Schliemann's work leaves a lot to be desired. Further excavation of the Troy site by others indicated that the level he named the Troy of the Iliad was not that, although they retain the names given by Schliemann. His excavations were even condemned by later archaeologists as having destroyed the main layers of the real Troy. However, before Schliemann, not many people even believed in a real Troy. Nonetheless Charles Maclaren identified Hissarlik as the location of Troy as early as 1822. Kenneth W. Harl in the audiobook 'Great Ancient Civilizations of Asia Minor' claims that Schliemann's excavations were carried out in such methods that he did what the Greeks could not do to Troy, destroying and leveling down the entire city wall to the ground. One of the main problems of his work is that King Priam's Treasure was putatively found in the Troy II level, of the primitive Early Bronze Age, long before Priam's city of Troy VI or Troy VIIa in the prosperous and elaborate Mycenaean Age. Moreover, the finds were unique. These unique and elaborate gold artifacts do not appear to belong to the Early Bronze Age. In the 1960s William Niederland, a psychoanalyst, conducted a psychobiography of Schliemann to account for his unconscious motives. Niederland read thousands of Schliemann's letters and found that he resented his father and blamed him for his mother's death, as evidenced by vituperative letters to his sisters. According to Niederland Schliemann's preoccupation (as he saw it) with graves and the dead reflected grief over the loss of his home and his efforts at resurrecting the Homeric dead should represent a restoration of his mother and nothing specifically in the early letters indicate that he was interested in Troy or classical archaeology. Whether this sort of evaluation is valid is debatable. He was accused of not always being scrupulous about providing the whole truth and that his father's experiences gave him a sympathy to means that were not always legal or aboveboard (he has been accused of forging documents to divorce his wife and fill in false facts in his application for US citizenship). He is also accused of being a black market trader, though several documentaries from the late 80s and early 90s prefer to gloss over this accusation.

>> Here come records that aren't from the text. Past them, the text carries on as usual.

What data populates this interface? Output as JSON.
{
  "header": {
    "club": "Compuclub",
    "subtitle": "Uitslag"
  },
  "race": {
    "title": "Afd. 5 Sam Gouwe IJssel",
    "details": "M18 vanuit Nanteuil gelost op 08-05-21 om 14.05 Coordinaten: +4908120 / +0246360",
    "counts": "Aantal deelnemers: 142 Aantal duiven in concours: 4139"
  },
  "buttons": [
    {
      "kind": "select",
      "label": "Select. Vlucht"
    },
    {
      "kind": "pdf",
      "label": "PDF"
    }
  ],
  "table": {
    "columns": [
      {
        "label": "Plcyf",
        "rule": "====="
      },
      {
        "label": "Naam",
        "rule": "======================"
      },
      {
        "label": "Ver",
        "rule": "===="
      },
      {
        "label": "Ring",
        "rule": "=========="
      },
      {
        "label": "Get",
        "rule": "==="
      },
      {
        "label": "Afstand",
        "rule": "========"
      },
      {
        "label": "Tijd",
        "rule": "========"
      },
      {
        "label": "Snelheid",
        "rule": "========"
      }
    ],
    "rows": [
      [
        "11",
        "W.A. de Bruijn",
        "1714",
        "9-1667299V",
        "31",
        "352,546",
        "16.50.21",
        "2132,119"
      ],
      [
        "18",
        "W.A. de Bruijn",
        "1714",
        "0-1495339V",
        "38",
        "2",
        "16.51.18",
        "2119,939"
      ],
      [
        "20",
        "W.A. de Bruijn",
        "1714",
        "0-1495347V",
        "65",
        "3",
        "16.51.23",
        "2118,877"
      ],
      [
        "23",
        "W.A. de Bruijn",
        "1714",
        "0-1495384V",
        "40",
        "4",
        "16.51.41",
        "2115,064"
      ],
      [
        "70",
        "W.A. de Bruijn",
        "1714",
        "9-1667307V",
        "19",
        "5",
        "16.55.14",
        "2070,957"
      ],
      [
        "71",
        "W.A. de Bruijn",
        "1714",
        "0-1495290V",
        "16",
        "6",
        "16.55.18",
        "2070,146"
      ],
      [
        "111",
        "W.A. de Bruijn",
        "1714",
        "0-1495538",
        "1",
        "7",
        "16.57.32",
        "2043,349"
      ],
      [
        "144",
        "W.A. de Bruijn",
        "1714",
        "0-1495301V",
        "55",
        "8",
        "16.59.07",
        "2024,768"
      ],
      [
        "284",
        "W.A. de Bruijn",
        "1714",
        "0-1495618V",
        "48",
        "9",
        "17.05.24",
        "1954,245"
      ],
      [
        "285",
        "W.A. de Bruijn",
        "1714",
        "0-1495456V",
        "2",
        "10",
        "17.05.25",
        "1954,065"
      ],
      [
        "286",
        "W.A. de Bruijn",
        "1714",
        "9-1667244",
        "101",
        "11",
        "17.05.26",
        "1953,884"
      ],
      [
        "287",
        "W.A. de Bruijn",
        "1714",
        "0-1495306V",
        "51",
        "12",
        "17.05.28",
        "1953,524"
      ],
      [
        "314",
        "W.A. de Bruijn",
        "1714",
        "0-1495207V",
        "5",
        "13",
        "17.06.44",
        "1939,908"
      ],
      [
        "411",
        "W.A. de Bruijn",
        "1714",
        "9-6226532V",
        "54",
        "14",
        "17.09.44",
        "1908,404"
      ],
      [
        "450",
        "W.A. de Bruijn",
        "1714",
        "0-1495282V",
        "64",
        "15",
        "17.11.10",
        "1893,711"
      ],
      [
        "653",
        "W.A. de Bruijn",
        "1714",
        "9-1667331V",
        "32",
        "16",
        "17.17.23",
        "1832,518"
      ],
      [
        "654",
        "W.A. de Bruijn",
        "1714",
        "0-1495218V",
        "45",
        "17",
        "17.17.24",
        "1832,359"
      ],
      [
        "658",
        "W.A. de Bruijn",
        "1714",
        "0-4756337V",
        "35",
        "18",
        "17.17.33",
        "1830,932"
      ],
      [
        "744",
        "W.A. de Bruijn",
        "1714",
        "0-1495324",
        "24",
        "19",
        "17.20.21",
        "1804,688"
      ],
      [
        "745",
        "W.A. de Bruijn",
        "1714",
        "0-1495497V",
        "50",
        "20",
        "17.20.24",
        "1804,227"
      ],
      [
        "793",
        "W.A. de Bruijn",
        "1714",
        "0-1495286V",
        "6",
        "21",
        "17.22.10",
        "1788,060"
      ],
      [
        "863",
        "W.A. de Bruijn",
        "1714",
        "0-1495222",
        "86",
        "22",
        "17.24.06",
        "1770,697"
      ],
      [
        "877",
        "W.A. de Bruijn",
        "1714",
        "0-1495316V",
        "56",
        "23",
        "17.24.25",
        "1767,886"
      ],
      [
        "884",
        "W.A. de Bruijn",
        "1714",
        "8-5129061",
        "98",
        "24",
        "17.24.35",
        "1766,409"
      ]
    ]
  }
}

In 1972 Professor William Calder of the University of Colorado, speaking at a commemoration of Schliemann's birthday, claimed that he had uncovered several possible untruths. Other investigators followed, such as Professor David Traill of the University of California. Schliemann has been accused of embellishing his stories. Schliemann claimed in his memoirs to have dined with President Millard Fillmore in the White House in 1850. However, newspapers of the day make no mention of such a meeting. Schliemann left California hastily to escape from his business partner, whom he had conflicts. In the frontier society of the gold rush, cheating was punishable by lynching. He has been accused of not becoming an U.S. citizen in 1850 in California, as he claimed; but that he was granted citizenship in New York city instead in 1868. Also accused for being granted citizenship in New York city on the basis of his false claim that he had been a long-time resident. The worst accusation against Schliemann, by academic standards, is that he may have fabricated Priam's Treasure, or at least combined several disparate finds. His servant, Yannakis, claimed that he found some of it in a tomb some distance away, and that it contained no gold. Later it developed that he hired a goldsmith to manufacture some artifacts in Mycenaean style, and planted them at the site. However, these claims are rejected by a vast majority of archeologists as they are only speculation. There is no definitive evidence that Schliemmann manufactured any material.